The Maine ‘s Inland Fisheries and Wildlife Committee did some good work this year for the sportsmen of this state, acting on over 100 bills, many dealing with big game animals deer, moose, bear, and turkeys. While Maine’s Department of Inland Fisheries and Wildlife got no new money in the next biennial budget, and most of those 100 bills were defeated, the Inland Fisheries and Wildlife Committee showed surprising independence in questioning the department’s position on the issues and choosing – at times – to ignore the agency’s advice.
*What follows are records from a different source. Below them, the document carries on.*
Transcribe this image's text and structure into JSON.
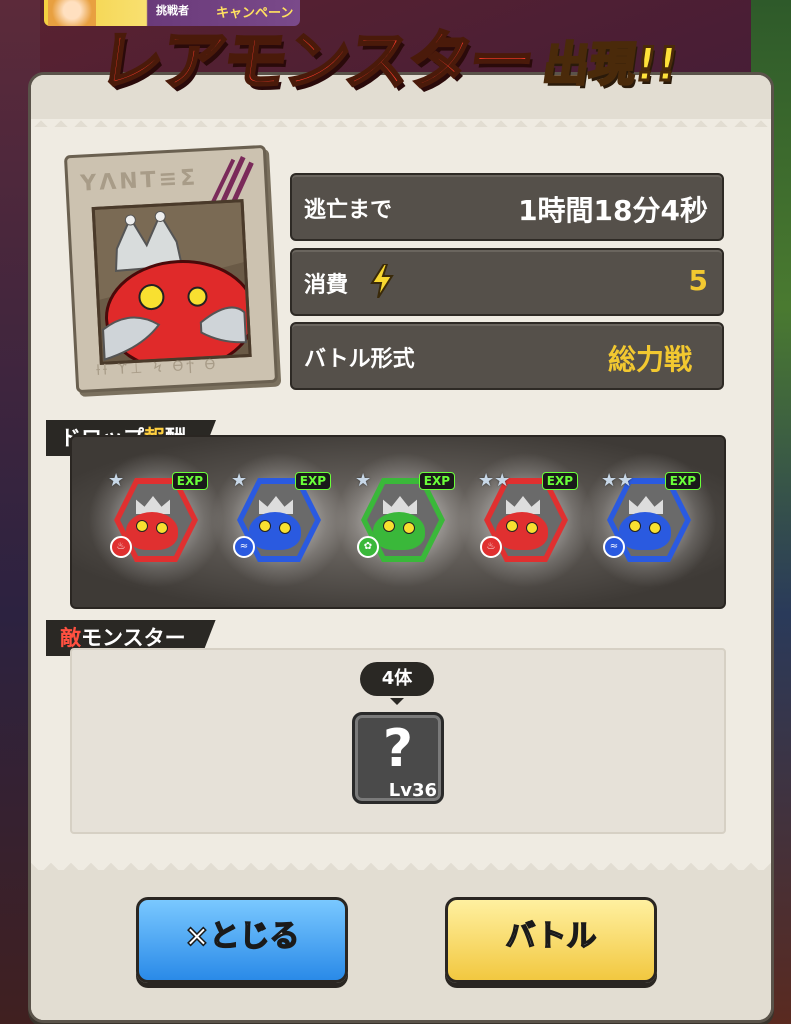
{
  "top_banner": {
    "label_left": "挑戦者",
    "label_right": "キャンペーン"
  },
  "title": {
    "main": "レアモンスター",
    "sub": "出現!!"
  },
  "poster": {
    "glyphs_top": "YΛNT≡Ʃ",
    "glyphs_bottom": "ƚƚ ϒ⊥ Ϟ ϴϯ ϴ"
  },
  "info": {
    "escape": {
      "label": "逃亡まで",
      "value": "1時間18分4秒"
    },
    "cost": {
      "label": "消費",
      "value": "5"
    },
    "battle_type": {
      "label": "バトル形式",
      "value": "総力戦"
    }
  },
  "drop_section": {
    "label_a": "ドロップ",
    "label_b": "報",
    "label_c": "酬"
  },
  "rewards": [
    {
      "exp": "EXP",
      "stars": "★",
      "color": "#e03030",
      "element": "fire"
    },
    {
      "exp": "EXP",
      "stars": "★",
      "color": "#2a5ae0",
      "element": "water"
    },
    {
      "exp": "EXP",
      "stars": "★",
      "color": "#3ab83a",
      "element": "wood"
    },
    {
      "exp": "EXP",
      "stars": "★★",
      "color": "#e03030",
      "element": "fire"
    },
    {
      "exp": "EXP",
      "stars": "★★",
      "color": "#2a5ae0",
      "element": "water"
    }
  ],
  "enemy_section": {
    "label_a": "敵",
    "label_b": "モンスター"
  },
  "enemy": {
    "count": "4体",
    "icon": "?",
    "level": "Lv36"
  },
  "buttons": {
    "close": "×とじる",
    "battle": "バトル"
  }
}
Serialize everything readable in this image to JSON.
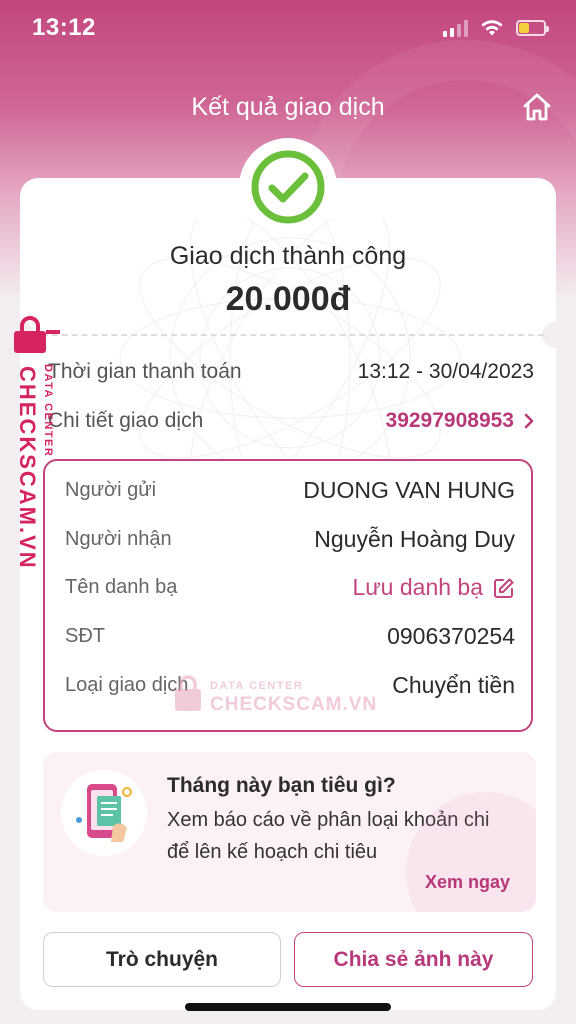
{
  "status_bar": {
    "time": "13:12"
  },
  "header": {
    "title": "Kết quả giao dịch"
  },
  "result": {
    "title": "Giao dịch thành công",
    "amount": "20.000đ"
  },
  "info": {
    "payment_time_label": "Thời gian thanh toán",
    "payment_time_value": "13:12 - 30/04/2023",
    "detail_label": "Chi tiết giao dịch",
    "detail_value": "39297908953"
  },
  "details": {
    "sender_label": "Người gửi",
    "sender_value": "DUONG VAN HUNG",
    "receiver_label": "Người nhận",
    "receiver_value": "Nguyễn Hoàng Duy",
    "contact_label": "Tên danh bạ",
    "contact_value": "Lưu danh bạ",
    "phone_label": "SĐT",
    "phone_value": "0906370254",
    "type_label": "Loại giao dịch",
    "type_value": "Chuyển tiền"
  },
  "promo": {
    "title": "Tháng này bạn tiêu gì?",
    "desc": "Xem báo cáo về phân loại khoản chi để lên kế hoạch chi tiêu",
    "link": "Xem ngay"
  },
  "buttons": {
    "chat": "Trò chuyện",
    "share": "Chia sẻ ảnh này"
  },
  "watermark": {
    "brand": "CHECKSCAM.VN",
    "sub": "DATA CENTER"
  },
  "colors": {
    "accent": "#c2457d",
    "success": "#6cbf3a",
    "watermark": "#d5245f"
  }
}
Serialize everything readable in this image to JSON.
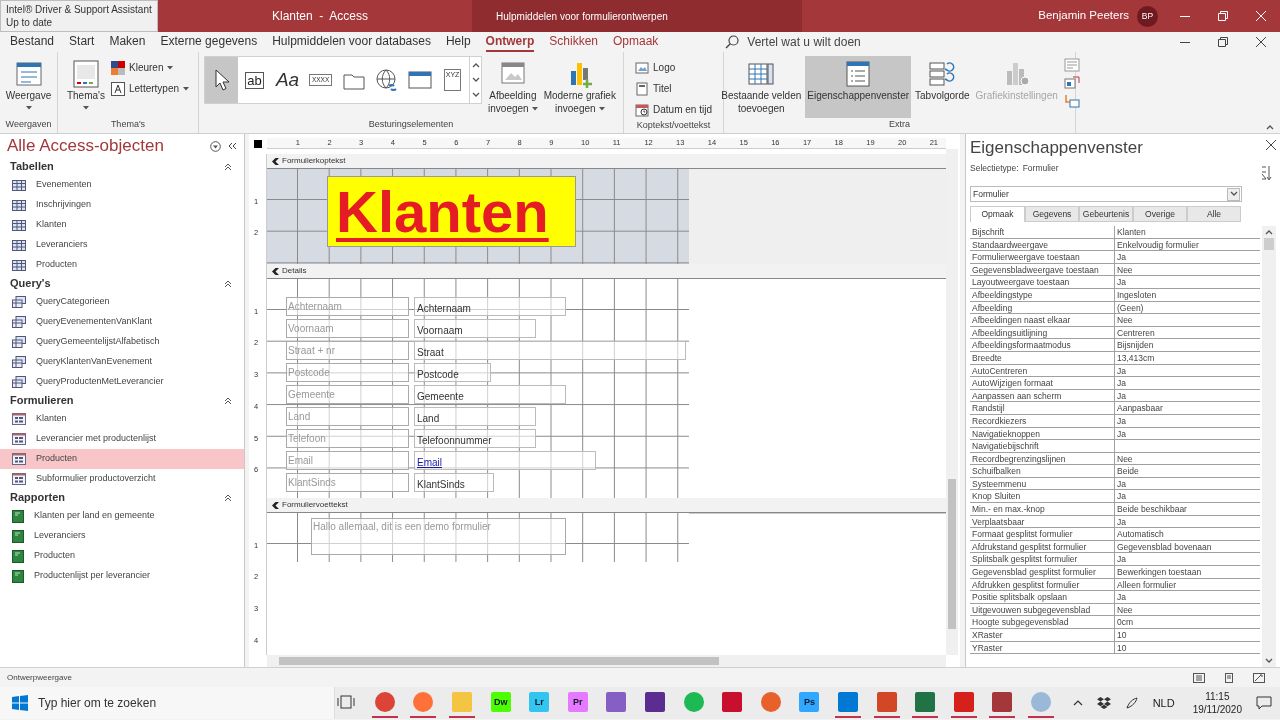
{
  "notification": {
    "title": "Intel® Driver & Support Assistant",
    "status": "Up to date"
  },
  "title_bar": {
    "title": "Klanten  -  Access",
    "context_title": "Hulpmiddelen voor formulierontwerpen",
    "user": "Benjamin Peeters",
    "initials": "BP"
  },
  "menu_tabs": [
    {
      "label": "Bestand",
      "kind": "normal",
      "selected": false
    },
    {
      "label": "Start",
      "kind": "normal",
      "selected": false
    },
    {
      "label": "Maken",
      "kind": "normal",
      "selected": false
    },
    {
      "label": "Externe gegevens",
      "kind": "normal",
      "selected": false
    },
    {
      "label": "Hulpmiddelen voor databases",
      "kind": "normal",
      "selected": false
    },
    {
      "label": "Help",
      "kind": "normal",
      "selected": false
    },
    {
      "label": "Ontwerp",
      "kind": "contextual",
      "selected": true
    },
    {
      "label": "Schikken",
      "kind": "contextual",
      "selected": false
    },
    {
      "label": "Opmaak",
      "kind": "contextual",
      "selected": false
    }
  ],
  "tell_me": {
    "placeholder": "Vertel wat u wilt doen"
  },
  "ribbon": [
    {
      "label": "Weergaven",
      "items": [
        {
          "kind": "large",
          "lines": [
            "Weergave"
          ],
          "dropdown": true,
          "selected": false,
          "disabled": false
        }
      ]
    },
    {
      "label": "Thema's",
      "items": [
        {
          "kind": "large",
          "lines": [
            "Thema's"
          ],
          "dropdown": true,
          "selected": false,
          "disabled": false
        },
        {
          "kind": "small",
          "lines": [
            "Kleuren"
          ],
          "dropdown": true,
          "selected": false,
          "disabled": false
        },
        {
          "kind": "small",
          "lines": [
            "Lettertypen"
          ],
          "dropdown": true,
          "selected": false,
          "disabled": false
        }
      ]
    },
    {
      "label": "Besturingselementen",
      "items": [
        {
          "kind": "gallery",
          "tools": [
            {
              "selected": true
            },
            {
              "glyph": "ab",
              "selected": false
            },
            {
              "glyph": "Aa",
              "selected": false
            },
            {
              "glyph": "XXXX",
              "selected": false
            },
            {
              "selected": false
            },
            {
              "selected": false
            },
            {
              "selected": false
            },
            {
              "glyph": "XYZ",
              "selected": false
            }
          ]
        },
        {
          "kind": "large",
          "lines": [
            "Afbeelding",
            "invoegen"
          ],
          "dropdown": true,
          "selected": false,
          "disabled": false
        },
        {
          "kind": "large",
          "lines": [
            "Moderne grafiek",
            "invoegen"
          ],
          "dropdown": true,
          "selected": false,
          "disabled": false
        }
      ]
    },
    {
      "label": "Koptekst/voettekst",
      "items": [
        {
          "kind": "small",
          "lines": [
            "Logo"
          ],
          "dropdown": false,
          "selected": false,
          "disabled": false
        },
        {
          "kind": "small",
          "lines": [
            "Titel"
          ],
          "dropdown": false,
          "selected": false,
          "disabled": false
        },
        {
          "kind": "small",
          "lines": [
            "Datum en tijd"
          ],
          "dropdown": false,
          "selected": false,
          "disabled": false
        }
      ]
    },
    {
      "label": "Extra",
      "items": [
        {
          "kind": "large",
          "lines": [
            "Bestaande velden",
            "toevoegen"
          ],
          "dropdown": false,
          "selected": false,
          "disabled": false
        },
        {
          "kind": "large",
          "lines": [
            "Eigenschappenvenster"
          ],
          "dropdown": false,
          "selected": true,
          "disabled": false
        },
        {
          "kind": "large",
          "lines": [
            "Tabvolgorde"
          ],
          "dropdown": false,
          "selected": false,
          "disabled": false
        },
        {
          "kind": "large",
          "lines": [
            "Grafiekinstellingen"
          ],
          "dropdown": false,
          "selected": false,
          "disabled": true
        },
        {
          "kind": "iconcolumn"
        }
      ]
    }
  ],
  "navigation": {
    "title": "Alle Access-objecten",
    "groups": [
      {
        "label": "Tabellen",
        "kind": "table",
        "items": [
          {
            "label": "Evenementen",
            "selected": false
          },
          {
            "label": "Inschrijvingen",
            "selected": false
          },
          {
            "label": "Klanten",
            "selected": false
          },
          {
            "label": "Leveranciers",
            "selected": false
          },
          {
            "label": "Producten",
            "selected": false
          }
        ]
      },
      {
        "label": "Query's",
        "kind": "query",
        "items": [
          {
            "label": "QueryCategorieen",
            "selected": false
          },
          {
            "label": "QueryEvenementenVanKlant",
            "selected": false
          },
          {
            "label": "QueryGemeentelijstAlfabetisch",
            "selected": false
          },
          {
            "label": "QueryKlantenVanEvenement",
            "selected": false
          },
          {
            "label": "QueryProductenMetLeverancier",
            "selected": false
          }
        ]
      },
      {
        "label": "Formulieren",
        "kind": "form",
        "items": [
          {
            "label": "Klanten",
            "selected": false
          },
          {
            "label": "Leverancier met productenlijst",
            "selected": false
          },
          {
            "label": "Producten",
            "selected": true
          },
          {
            "label": "Subformulier productoverzicht",
            "selected": false
          }
        ]
      },
      {
        "label": "Rapporten",
        "kind": "report",
        "items": [
          {
            "label": "Klanten per land en gemeente",
            "selected": false
          },
          {
            "label": "Leveranciers",
            "selected": false
          },
          {
            "label": "Producten",
            "selected": false
          },
          {
            "label": "Productenlijst per leverancier",
            "selected": false
          }
        ]
      }
    ]
  },
  "form_design": {
    "ruler": [
      "1",
      "2",
      "3",
      "4",
      "5",
      "6",
      "7",
      "8",
      "9",
      "10",
      "11",
      "12",
      "13",
      "14",
      "15",
      "16",
      "17",
      "18",
      "19",
      "20",
      "21"
    ],
    "sections": [
      {
        "kind": "header",
        "label": "Formulierkoptekst",
        "ruler": [
          "1",
          "2"
        ],
        "title": "Klanten"
      },
      {
        "kind": "detail",
        "label": "Details",
        "ruler": [
          "1",
          "2",
          "3",
          "4",
          "5",
          "6"
        ],
        "fields": [
          {
            "label": "Achternaam",
            "control": "Achternaam",
            "link": false
          },
          {
            "label": "Voornaam",
            "control": "Voornaam",
            "link": false
          },
          {
            "label": "Straat + nr",
            "control": "Straat",
            "link": false
          },
          {
            "label": "Postcode",
            "control": "Postcode",
            "link": false
          },
          {
            "label": "Gemeente",
            "control": "Gemeente",
            "link": false
          },
          {
            "label": "Land",
            "control": "Land",
            "link": false
          },
          {
            "label": "Telefoon",
            "control": "Telefoonnummer",
            "link": false
          },
          {
            "label": "Email",
            "control": "Email",
            "link": true
          },
          {
            "label": "KlantSinds",
            "control": "KlantSinds",
            "link": false
          }
        ]
      },
      {
        "kind": "footer",
        "label": "Formuliervoettekst",
        "ruler": [
          "1",
          "2",
          "3",
          "4"
        ],
        "text": "Hallo allemaal, dit is een demo formulier"
      }
    ]
  },
  "property_sheet": {
    "title": "Eigenschappenvenster",
    "selection_label": "Selectietype:",
    "selection_type": "Formulier",
    "object": "Formulier",
    "tabs": [
      {
        "label": "Opmaak",
        "selected": true
      },
      {
        "label": "Gegevens",
        "selected": false
      },
      {
        "label": "Gebeurtenis",
        "selected": false
      },
      {
        "label": "Overige",
        "selected": false
      },
      {
        "label": "Alle",
        "selected": false
      }
    ],
    "rows": [
      {
        "name": "Bijschrift",
        "value": "Klanten"
      },
      {
        "name": "Standaardweergave",
        "value": "Enkelvoudig formulier"
      },
      {
        "name": "Formulierweergave toestaan",
        "value": "Ja"
      },
      {
        "name": "Gegevensbladweergave toestaan",
        "value": "Nee"
      },
      {
        "name": "Layoutweergave toestaan",
        "value": "Ja"
      },
      {
        "name": "Afbeeldingstype",
        "value": "Ingesloten"
      },
      {
        "name": "Afbeelding",
        "value": "(Geen)"
      },
      {
        "name": "Afbeeldingen naast elkaar",
        "value": "Nee"
      },
      {
        "name": "Afbeeldingsuitlijning",
        "value": "Centreren"
      },
      {
        "name": "Afbeeldingsformaatmodus",
        "value": "Bijsnijden"
      },
      {
        "name": "Breedte",
        "value": "13,413cm"
      },
      {
        "name": "AutoCentreren",
        "value": "Ja"
      },
      {
        "name": "AutoWijzigen formaat",
        "value": "Ja"
      },
      {
        "name": "Aanpassen aan scherm",
        "value": "Ja"
      },
      {
        "name": "Randstijl",
        "value": "Aanpasbaar"
      },
      {
        "name": "Recordkiezers",
        "value": "Ja"
      },
      {
        "name": "Navigatieknoppen",
        "value": "Ja"
      },
      {
        "name": "Navigatiebijschrift"
      },
      {
        "name": "Recordbegrenzingslijnen",
        "value": "Nee"
      },
      {
        "name": "Schuifbalken",
        "value": "Beide"
      },
      {
        "name": "Systeemmenu",
        "value": "Ja"
      },
      {
        "name": "Knop Sluiten",
        "value": "Ja"
      },
      {
        "name": "Min.- en max.-knop",
        "value": "Beide beschikbaar"
      },
      {
        "name": "Verplaatsbaar",
        "value": "Ja"
      },
      {
        "name": "Formaat gesplitst formulier",
        "value": "Automatisch"
      },
      {
        "name": "Afdrukstand gesplitst formulier",
        "value": "Gegevensblad bovenaan"
      },
      {
        "name": "Splitsbalk gesplitst formulier",
        "value": "Ja"
      },
      {
        "name": "Gegevensblad gesplitst formulier",
        "value": "Bewerkingen toestaan"
      },
      {
        "name": "Afdrukken gesplitst formulier",
        "value": "Alleen formulier"
      },
      {
        "name": "Positie splitsbalk opslaan",
        "value": "Ja"
      },
      {
        "name": "Uitgevouwen subgegevensblad",
        "value": "Nee"
      },
      {
        "name": "Hoogte subgegevensblad",
        "value": "0cm"
      },
      {
        "name": "XRaster",
        "value": "10"
      },
      {
        "name": "YRaster",
        "value": "10"
      }
    ]
  },
  "status_bar": {
    "text": "Ontwerpweergave"
  },
  "taskbar": {
    "search": {
      "placeholder": "Typ hier om te zoeken"
    },
    "apps": [
      {
        "kind": "taskview",
        "running": false
      },
      {
        "kind": "circle",
        "color": "#db4437",
        "running": true
      },
      {
        "kind": "circle",
        "color": "#ff7139",
        "running": true
      },
      {
        "kind": "square",
        "color": "#f4c542",
        "running": true
      },
      {
        "kind": "square",
        "color": "#4cff00",
        "glyph": "Dw",
        "running": false
      },
      {
        "kind": "square",
        "color": "#31c5f0",
        "glyph": "Lr",
        "running": false
      },
      {
        "kind": "square",
        "color": "#e579ff",
        "glyph": "Pr",
        "running": false
      },
      {
        "kind": "square",
        "color": "#865fc5",
        "running": false
      },
      {
        "kind": "square",
        "color": "#5c2d91",
        "running": false
      },
      {
        "kind": "circle",
        "color": "#1db954",
        "running": false
      },
      {
        "kind": "square",
        "color": "#c8102e",
        "running": false
      },
      {
        "kind": "circle",
        "color": "#e8602c",
        "running": false
      },
      {
        "kind": "square",
        "color": "#31a8ff",
        "glyph": "Ps",
        "running": false
      },
      {
        "kind": "square",
        "color": "#0078d4",
        "running": true
      },
      {
        "kind": "square",
        "color": "#d24726",
        "running": true
      },
      {
        "kind": "square",
        "color": "#217346",
        "running": true
      },
      {
        "kind": "square",
        "color": "#d5201c",
        "running": true
      },
      {
        "kind": "square",
        "color": "#a4373a",
        "running": true
      },
      {
        "kind": "circle",
        "color": "#9ab8d8",
        "running": true
      }
    ],
    "language": "NLD",
    "time": "11:15",
    "date": "19/11/2020"
  }
}
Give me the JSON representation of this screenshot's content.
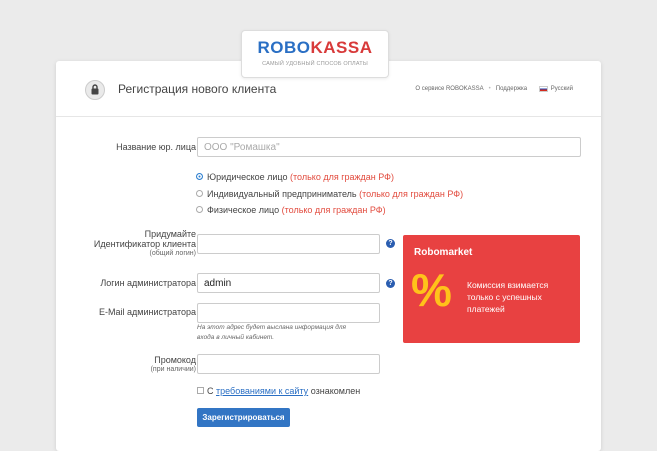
{
  "brand": {
    "name_part1": "ROBO",
    "name_part2": "KASSA",
    "tagline": "САМЫЙ УДОБНЫЙ СПОСОБ ОПЛАТЫ",
    "colors": {
      "primary": "#2a6fc4",
      "accent": "#d83a3a"
    }
  },
  "header": {
    "title": "Регистрация нового клиента",
    "links": {
      "about": "О сервисе ROBOKASSA",
      "support": "Поддержка",
      "language": "Русский"
    }
  },
  "form": {
    "company_name": {
      "label": "Название юр. лица",
      "placeholder": "ООО \"Ромашка\"",
      "value": ""
    },
    "entity_type": {
      "options": [
        {
          "label": "Юридическое лицо",
          "note": "(только для граждан РФ)",
          "selected": true
        },
        {
          "label": "Индивидуальный предприниматель",
          "note": "(только для граждан РФ)",
          "selected": false
        },
        {
          "label": "Физическое лицо",
          "note": "(только для граждан РФ)",
          "selected": false
        }
      ]
    },
    "identifier": {
      "label_line1": "Придумайте",
      "label_line2": "Идентификатор клиента",
      "label_sub": "(общий логин)",
      "value": ""
    },
    "admin_login": {
      "label": "Логин администратора",
      "value": "admin"
    },
    "admin_email": {
      "label": "E-Mail администратора",
      "value": "",
      "note_line1": "На этот адрес будет выслана информация для",
      "note_line2": "входа в личный кабинет."
    },
    "promo_code": {
      "label": "Промокод",
      "label_sub": "(при наличии)",
      "value": ""
    },
    "agreement": {
      "prefix": "С",
      "link": "требованиями к сайту",
      "suffix": "ознакомлен",
      "checked": false
    },
    "submit_label": "Зарегистрироваться",
    "hint_icon": "question-icon"
  },
  "promo": {
    "title": "Robomarket",
    "symbol": "%",
    "text": "Комиссия взимается только с успешных платежей",
    "colors": {
      "background": "#e84141",
      "symbol": "#ffc21a"
    }
  }
}
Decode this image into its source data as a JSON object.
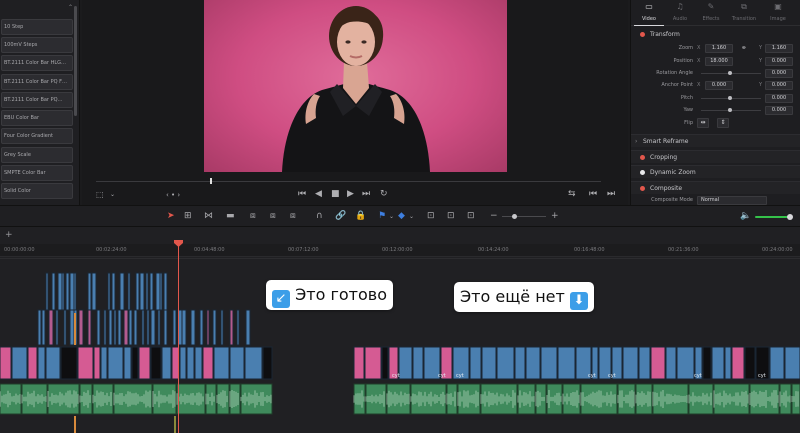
{
  "generators": {
    "items": [
      "10 Step",
      "100mV Steps",
      "BT.2111 Color Bar HLG…",
      "BT.2111 Color Bar PQ F…",
      "BT.2111 Color Bar PQ…",
      "EBU Color Bar",
      "Four Color Gradient",
      "Grey Scale",
      "SMPTE Color Bar",
      "Solid Color"
    ]
  },
  "inspector": {
    "tabs": [
      {
        "label": "Video",
        "icon": "video-icon",
        "active": true
      },
      {
        "label": "Audio",
        "icon": "audio-icon",
        "active": false
      },
      {
        "label": "Effects",
        "icon": "effects-icon",
        "active": false
      },
      {
        "label": "Transition",
        "icon": "transition-icon",
        "active": false
      },
      {
        "label": "Image",
        "icon": "image-icon",
        "active": false
      }
    ],
    "transform": {
      "title": "Transform",
      "zoom_label": "Zoom",
      "zoom_x": "1.160",
      "zoom_y": "1.160",
      "position_label": "Position",
      "position_x": "18.000",
      "position_y": "0.000",
      "rotation_label": "Rotation Angle",
      "rotation_value": "0.000",
      "anchor_label": "Anchor Point",
      "anchor_x": "0.000",
      "anchor_y": "0.000",
      "pitch_label": "Pitch",
      "pitch_value": "0.000",
      "yaw_label": "Yaw",
      "yaw_value": "0.000",
      "flip_label": "Flip"
    },
    "sections": {
      "smart_reframe": "Smart Reframe",
      "cropping": "Cropping",
      "dynamic_zoom": "Dynamic Zoom",
      "composite": "Composite",
      "composite_mode_label": "Composite Mode",
      "composite_mode_value": "Normal"
    }
  },
  "timeline": {
    "timecodes": [
      "00:00:00:00",
      "00:02:24:00",
      "00:04:48:00",
      "00:07:12:00",
      "00:09:36:00",
      "00:12:00:00",
      "00:14:24:00",
      "00:16:48:00",
      "00:19:12:00",
      "00:21:36:00",
      "00:24:00:00"
    ],
    "clip_label": "cyt",
    "annotation_done": "Это готово",
    "annotation_done_emoji": "↙",
    "annotation_not_done": "Это ещё нет",
    "annotation_not_done_emoji": "⬇"
  },
  "colors": {
    "accent_red": "#e2574c",
    "video_clip": "#4a7fb0",
    "audio_clip": "#3f8a5c",
    "pink_thumb": "#d55b93",
    "volume_green": "#35c24a"
  }
}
Perhaps the most surprising example of this came on turkeys. A flood of turkey bills were submitted, including one sponsored at my request by Senator Tom Saviello, calling for a variety of actions to recruit more turkey hunters and increase the turkey harvest. Three legislators who have suffered losses on their farms because of turkeys, spoke forcefully for their own bills: Representatives Jeff Timberlake, Russell Black, and Craig Hickman.
But I had little hope that much would be done because the Department of Inland Fisheries and Wildlife opposed all of the proposals. The agency even whipped up a one-day “task force” and issued a report indicating the group only supported an extension of the October turkey hunt to four weeks.
But DIF&W’s special projects director Judy Camuso delivered a big surprise at the committee’s work session on the turkey bills, informing the committee that the department had decided to offer a whole package of ideas, all of which were enthusiastically embraced by the committee. “This is a bold play. I like the effort that’s gone into this,” Senator Anne Haskell told Camuso.
The committee unanimously endorsed all of the department’s suggestions and added one more of its own. They reduced the turkey hunting permit to $20 for both residents and nonresidents, with no additional fee for a second tom in the spring, expanded the fall season to the entire month of October and added a second turkey of either sex to the fall season, reduced the tagging fee from $5 to $2 for each turkey (with all of the fee going to the tagging agent), extended the spring season to all-day (1/2 hour before sunrise to ½ hour after sunset) and authorized all-day hunting for youth day.
Although DIF&W recommended all-day hunting only in the final two weeks of the spring season, many committee members, including Representative Paul Davis and the two committee chairs, Senator David Dutremble and Representative Mike Shaw, strongly supported all-day hunting throughout the spring season. And that’s what the committee did. But to pick up the vote of Rep. Ellie Espling and get a unanimous vote on the bill, the committee sunsetted all-day hunting in the spring after 2016, meaning the legislature will have to reaffirm it if it is to continue in 2017.
All of these changes were inserted in a bill sponsored by Rep. Tim Marks that originally called for an extension of youth day to a full week. In addition to these changes, the department said it would take other changes to rule-making that essentially will open up the entire state to turkey hunting.
Representatives Steve Wood and Tim Marks felt that the fee was still too high – as did those legislators who sponsored bills to encourage more sportsmen to hunt turkeys. I told the committee that the changes they offered will give those of us who hunt turkeys now a lot more opportunity, but won’t attract a lot more turkey hunters. That will only happen when the fee disappears.
The reduction in fees will cost DIF&W almost $100,000, and the fiscal note attached to the bill, requiring this money to be added to the budget, was the final hurdle. But DIF&W, as final action was being taken on all bills requiring funding, agreed to absorb the cost, negating any need for more funding to be appropriated. And the bill was quickly enacted after that, but not before a final twist.
A final amendment delayed all of the changes until 2014, so the expansion of the fall season will not occur this year. A missed opportunity, for sure.